After the BBC launched an investigation into how TikTok profits off Syrian families in crisis—reportedly violating TikTok policies by begging live for TikTok gifts that are exchangeable for cash—TikTok immediately took action, banning all accounts that BBC identified. These accounts, a TikTok spokesperson told Ars, violated TikTok community standards that prohibit “exploitative begging.”
TikTok defines exploitative begging as using children or other vulnerable people in attempts to increase gifts. The platform also prohibits children under 18 from receiving gifts.
“We are deeply concerned by the information brought to us by the BBC,” a TikTok spokesperson said.
BBC’s report suggests that TikTok not only failed to remove infringing livestreams from its platform, but the platform also, through an affiliated agency, seemingly recruited these livestreamers and then profited from accounts it should have banned.
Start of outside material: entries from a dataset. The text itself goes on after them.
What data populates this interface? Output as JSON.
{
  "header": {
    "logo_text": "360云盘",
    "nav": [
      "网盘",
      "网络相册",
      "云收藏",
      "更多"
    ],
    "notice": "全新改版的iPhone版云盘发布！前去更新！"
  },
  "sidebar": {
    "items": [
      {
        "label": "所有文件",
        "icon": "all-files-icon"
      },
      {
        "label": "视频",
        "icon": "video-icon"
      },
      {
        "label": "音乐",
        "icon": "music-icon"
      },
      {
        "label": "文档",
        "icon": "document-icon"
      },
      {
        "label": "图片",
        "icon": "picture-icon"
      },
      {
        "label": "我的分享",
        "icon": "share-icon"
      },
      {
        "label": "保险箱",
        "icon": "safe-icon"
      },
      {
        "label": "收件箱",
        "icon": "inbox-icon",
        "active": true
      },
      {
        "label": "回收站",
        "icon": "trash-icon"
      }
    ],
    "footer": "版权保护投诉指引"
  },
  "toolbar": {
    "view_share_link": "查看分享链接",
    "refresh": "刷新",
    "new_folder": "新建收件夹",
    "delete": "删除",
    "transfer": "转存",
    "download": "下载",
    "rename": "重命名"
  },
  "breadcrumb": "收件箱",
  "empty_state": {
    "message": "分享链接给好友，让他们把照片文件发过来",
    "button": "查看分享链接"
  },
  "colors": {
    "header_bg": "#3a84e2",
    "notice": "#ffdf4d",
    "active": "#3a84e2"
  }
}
BBC discovered that displaced families in Syria were being recruited by “agencies affiliated to TikTok in China and the Middle East.” After amassing 1,000 followers, the families, including children, would then conduct livestreams for hours, their accounts generating gifts at rates as high as $1,000 per hour.
From these gifts, BBC reported that TikTok was taking unusually high cuts, up to 70 percent, with families ultimately only receiving $19 out of $106 donated during a BBC experiment on the platform. The rest went to TikTok and the agency that recruited the families and provided them with phones, Wi-Fi, and SIM cards to launch the streams. The agency, BBC reported, is like many others that are “contracted by TikTok to help content creators produce more appealing livestreams.”
Responding to BBC’s report, TikTok has since severed ties with the agency. “This type of content is not allowed on our platform, and we are further expanding our global policies around exploitative begging,” a TikTok spokesperson told Ars.
TikTok disputed one aspect of BBC’s report. A spokesperson told the BBC that TikTok’s “commission from digital gifts was significantly less than 70 percent. But it declined to confirm the exact amount.”
For the families accused of begging on TikTok, the platform is one of few options to request cash online, charities providing aid in Syria told the BBC. Some international charities, like the International Rescue Committee, provide emergency cash assistance to families in the region but did not respond to Ars’ request to comment on the demand for this type of aid compared to donations of food or medical supplies.
On TikTok, families can be paid by other users in coins, and then streamers agree to share a portion of the revenue from those coins with TikTok. That’s where TikTok enters a gray area and appears to be taking money from families in crisis when it should, by its own standards, be removing the streams.
In response to the BBC’s report, TikTok removed all content that the BBC flagged as “exploitative begging.”
A TikTok spokesperson told Ars that the company took action to prevent other agencies it partners with from recruiting families for this sort of livestreaming, saying that TikTok has written “to all our LIVE agencies to remind them of their contractual agreement to adhere to our strict policies.”
When TikTok partners with LIVE agencies, the agencies agree to only take a commission for recruiting livestreamers who do not violate community standards. Because TikTok says it would be impossible to catch all violating content, it relies on agencies to comply with this agreement. Since the BBC report, TikTok has begun reviewing all agency partners and considering strengthening policies to disincentivize apparent rule-breaking.
In Syria, IRC reported that 14 million people need aid, following a decade of war that has displaced more than 12 million.
BBC reported that, because of TikTok’s inconsistency in moderating content it deems exploitative begging, “hundreds of families continue to go live every day, and most of the money donated is still going to TikTok.”